Wednesday 6 October 2010

Review: The Dark by David Gatward (Book 2 of The Dead)

Lazarus Stone has been killed, resurrected, and attacked by demons. He's all that stands between our world and the Dead. But things are getting complicated: he's alone in the land ofthe Dead, his best mate Craig is missing, and he's no idea who – or what – tricked his dad into trying to bring back his long-dead mum. Oh, and he's wearing a corpse's clothes.

Life, he might think, couldn't get much worse. But it will...

Back in May I posted my review of The Dead by David Gatward. I really enjoyed that book, and the rave reviews it garnered from the likes of SFX, Gorezone and The Bookbag proved I was far from being alone in thinking this. My only real criticism at the time was that the book was just too short -  just as the story really got going it came to an end, leaving us with a pretty massive cliffhanger. David agreed with my comment, but promised me and the readers of The Book Zone that the next book in the series would be longer, and with The Dark having an additional 100 or so pages he has certainly lived up to his word. But is longer better in this case? Absolutely - quality has certainly not been sacrificed in favour of quantity.

The Dark starts at the exact moment that The Dead finished - no faffing around with back story, or setting the scene for the new book - so if you haven't already read The Dead then you had better rectify this before picking up this book. Don't expect me to go into too much detail about the beginning, for to do that would create too many spoliers. Suffice to say, Lazarus Stone is very much now a boy on a mission - to save his friend, find his father, and ultimately prevent the legions of the dead from breaking through into our world. In fact, the opening line to this book is a corker: "It could smell blood and flesh. And it wanted to burrow into it, like a worm into an apple". It doesn't take a great deal of imagination to work out that the owner of said blood and flesh could be in the a nasty surprise in the very near future!

The Dead set the scene for this book very well. In that first book in the series the author developed his main character, and a couple of his secondary characters, in a way that the reader warmed to them very quickly, so that when things went wrong we felt concern and worried about them. In The Dark he develops all of these characters further, and we also get to meet a few more, and we really start to see what motivates these people, and more importantly how they react when facing the horrors that walk the land of the Dead. My favourite character is the alcoholic angel Arielle - not only is she a great kick-ass heroine, but she also brings a great deal of humour to the story through her wisecracks and need to recuperate by drinking copious amounts of wine. We also get to see more of the bad-tempered Red in this book, although much of his personality still remains a mystery to the reader. I have a feeling we will be seeing much more of Red in future books.

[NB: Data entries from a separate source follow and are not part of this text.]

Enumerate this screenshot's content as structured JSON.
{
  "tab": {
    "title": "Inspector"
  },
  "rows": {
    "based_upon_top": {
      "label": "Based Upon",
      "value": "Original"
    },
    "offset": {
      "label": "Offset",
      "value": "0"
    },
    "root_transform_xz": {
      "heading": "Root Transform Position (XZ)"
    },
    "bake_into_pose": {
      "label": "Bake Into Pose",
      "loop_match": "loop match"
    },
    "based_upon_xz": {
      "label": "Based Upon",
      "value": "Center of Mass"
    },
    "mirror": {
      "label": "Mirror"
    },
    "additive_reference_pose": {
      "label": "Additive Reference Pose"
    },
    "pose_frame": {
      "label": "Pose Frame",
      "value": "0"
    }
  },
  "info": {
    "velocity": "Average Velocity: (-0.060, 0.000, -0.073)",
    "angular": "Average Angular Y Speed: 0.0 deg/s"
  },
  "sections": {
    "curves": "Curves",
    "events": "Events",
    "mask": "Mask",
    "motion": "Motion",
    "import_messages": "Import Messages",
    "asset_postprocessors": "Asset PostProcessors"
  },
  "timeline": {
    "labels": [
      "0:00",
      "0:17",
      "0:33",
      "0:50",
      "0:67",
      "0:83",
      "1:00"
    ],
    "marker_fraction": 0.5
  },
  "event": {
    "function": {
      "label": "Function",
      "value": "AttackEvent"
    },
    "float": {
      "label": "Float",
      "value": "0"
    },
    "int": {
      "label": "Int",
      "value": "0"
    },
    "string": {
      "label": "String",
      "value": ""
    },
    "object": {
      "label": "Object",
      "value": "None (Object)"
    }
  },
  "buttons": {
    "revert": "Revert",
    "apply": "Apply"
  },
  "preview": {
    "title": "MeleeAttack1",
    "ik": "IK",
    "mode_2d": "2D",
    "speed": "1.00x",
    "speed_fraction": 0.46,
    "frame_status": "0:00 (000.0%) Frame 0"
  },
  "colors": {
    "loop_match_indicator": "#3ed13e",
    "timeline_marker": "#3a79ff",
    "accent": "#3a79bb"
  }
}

The greater length of The Dark also allows for far more action set pieces that we were given in its predecessor, and these come pretty much non-stop from the first chapter onwards. Some of these are better written than others - one or twice in the middle of a frenetic fight scene I lost the thread a little and had to start reading that scene again. However, the author more than makes up for this with his descriptions of the setting and the various Lovecraftian creatures that our heroes come up against. Lest we forget, this is first and foremost a horror story, with action/adventure elements, and it is in the horror arena that David Gatward excels.

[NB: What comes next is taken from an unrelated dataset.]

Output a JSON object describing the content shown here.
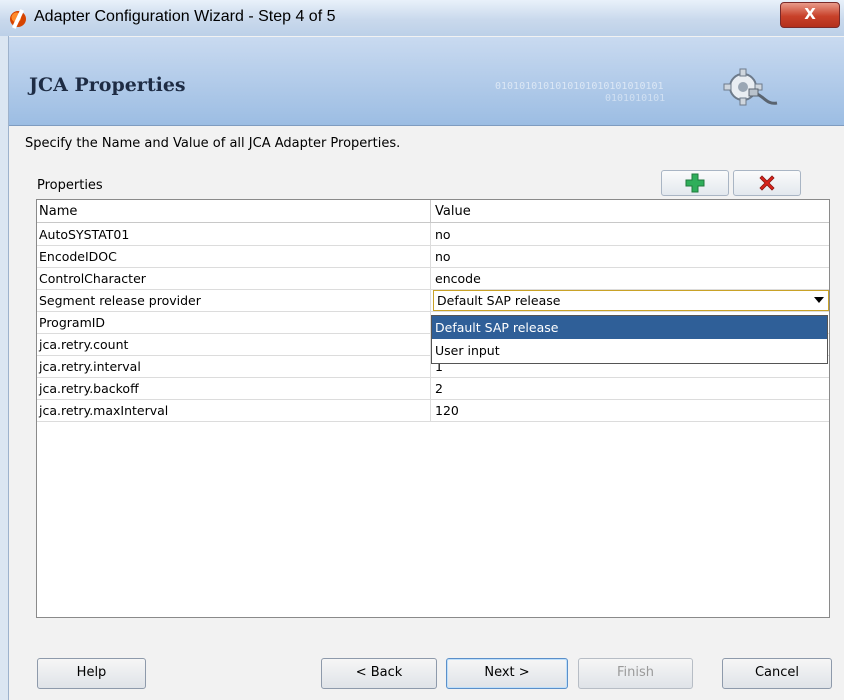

If you are a fan of the work of Darren Shan and have not yet discovered this series then it is well worth reading. Dave Gatward certainly knows his horror, and at times this series comes across as his personal homage to the horror films he has loved for most of his life. As an adult reader there were several times when I felt a knowing grin creep onto my face as I spotted a subtle reference here and there. Many of these will be lost on David's younger target audience, but this is the kind of book that will inspire them to become lifelong lovers of the horror genre, both written and cinematic, and they will be able to look forward to spotting these fanboy references, but in reverse. It has certainly made me dig out a few of my favourite (though long unwatched) horror DVDs.

April 2011 seems a long way off at the moment, but unfortunately that is also when the third book in the series, The Damned, will be released so fans of the series will have to be patient. Yet again Dave Gatward leaves his readers wanting a lot more - the cliffhanger is a little less heart-stopping than the one at the end of The Dead, but is more than enough to keep us hungry. The last line alone is enough to send a chill down your spine as you start to imagine the implications of it for our team of heroes. My thanks go to the generous people at Hodder for sending me a copy of The Dark to review, its official release date is 7th October, but I saw it in my local bookshop yesterday so it is already in the wild.